This may require large or small changes to the script. Firstly, it is important to approach the reviews carefully; secondly, it is essential to take into account all feedback submitted by the peer reviews and to prevent oversight; thirdly, the re-submission of the edited script must take place within the time limit set by the magazine; fourthly, the review procedure may involve several laps.
Firstly, the updated script highlights all changes made based on the experts' advice. Secondly, a note that lists the authors' answers, showing that they have taken into account all the critic and editor's doubts. Writers of the script may or may not accept the reviewers' commentary (typically, consent is recommended) and are not always required to follow up their advice, but they should in any case give a well-founded explanation for their approach.
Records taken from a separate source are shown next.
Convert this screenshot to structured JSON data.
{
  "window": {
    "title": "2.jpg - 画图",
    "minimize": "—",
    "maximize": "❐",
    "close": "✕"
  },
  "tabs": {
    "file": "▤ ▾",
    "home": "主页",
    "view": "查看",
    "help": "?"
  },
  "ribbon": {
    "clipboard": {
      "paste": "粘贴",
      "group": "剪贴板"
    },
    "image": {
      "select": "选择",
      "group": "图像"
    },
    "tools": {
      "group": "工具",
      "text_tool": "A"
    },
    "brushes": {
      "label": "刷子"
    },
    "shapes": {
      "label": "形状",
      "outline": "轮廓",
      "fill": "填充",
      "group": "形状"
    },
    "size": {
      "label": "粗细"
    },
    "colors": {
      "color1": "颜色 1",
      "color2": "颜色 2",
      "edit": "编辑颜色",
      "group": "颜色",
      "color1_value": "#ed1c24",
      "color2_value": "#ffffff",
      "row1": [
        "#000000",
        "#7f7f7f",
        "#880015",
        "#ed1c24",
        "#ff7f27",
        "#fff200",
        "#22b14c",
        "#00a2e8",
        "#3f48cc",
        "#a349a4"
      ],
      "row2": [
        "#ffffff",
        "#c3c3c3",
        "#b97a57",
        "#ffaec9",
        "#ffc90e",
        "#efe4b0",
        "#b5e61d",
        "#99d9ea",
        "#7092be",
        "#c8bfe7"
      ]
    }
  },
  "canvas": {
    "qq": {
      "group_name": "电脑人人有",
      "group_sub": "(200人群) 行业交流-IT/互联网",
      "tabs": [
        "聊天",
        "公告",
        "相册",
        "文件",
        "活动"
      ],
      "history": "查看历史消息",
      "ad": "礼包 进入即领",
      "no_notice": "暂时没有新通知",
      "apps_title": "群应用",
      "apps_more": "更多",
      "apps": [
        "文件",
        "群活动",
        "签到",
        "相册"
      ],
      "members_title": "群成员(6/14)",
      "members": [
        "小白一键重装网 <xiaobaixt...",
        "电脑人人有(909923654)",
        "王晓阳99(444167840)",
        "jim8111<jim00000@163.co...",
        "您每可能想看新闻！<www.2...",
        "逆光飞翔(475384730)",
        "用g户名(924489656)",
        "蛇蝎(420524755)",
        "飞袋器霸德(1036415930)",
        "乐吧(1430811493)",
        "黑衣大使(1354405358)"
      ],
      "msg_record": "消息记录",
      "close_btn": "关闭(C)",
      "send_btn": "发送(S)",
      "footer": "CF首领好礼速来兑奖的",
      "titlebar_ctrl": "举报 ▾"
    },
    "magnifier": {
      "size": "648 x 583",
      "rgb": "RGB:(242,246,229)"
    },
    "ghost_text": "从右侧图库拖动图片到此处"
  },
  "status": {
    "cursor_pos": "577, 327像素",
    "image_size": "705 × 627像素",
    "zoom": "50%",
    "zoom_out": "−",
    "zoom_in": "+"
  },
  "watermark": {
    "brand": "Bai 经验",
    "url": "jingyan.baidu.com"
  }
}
In view of the ever growing number of papers that are being filed for publishing, the preparation of a good enough paper to be acceptable to a magazine can be discouraging. Highly effective magazines receive less than 10 per cent of the contributions entered, with the rate of acceptability for reprints or specific themes generally exceeding 40 per cent.
Scientists may have to accept that their papers are declined and then revised to be submitted to another magazine before the paper is adopted. However, following these suggestions could help PhD candidates and other scientists increase the probability that their work will be made public, and this is the keys to a prolific, thrilling and worthwhile scientific careers.
Thank you to Professor Heikki Karjaluoto, Jyväskylä University School of Business and Economics for the invaluable input on this item. Your document becomes more of an effective publishing tool than a desktop, Technovation. Choosing a suitable place for publication: a complete set of magazine eligibility criterions for scientists in a wide spectrum of scientific fields, International journal of doctoral studies.
Aijaz A. Shaikh ist ein Doktorand im Bereich Markekting an der Jyväskylä University School of Business and Economics in Finnland.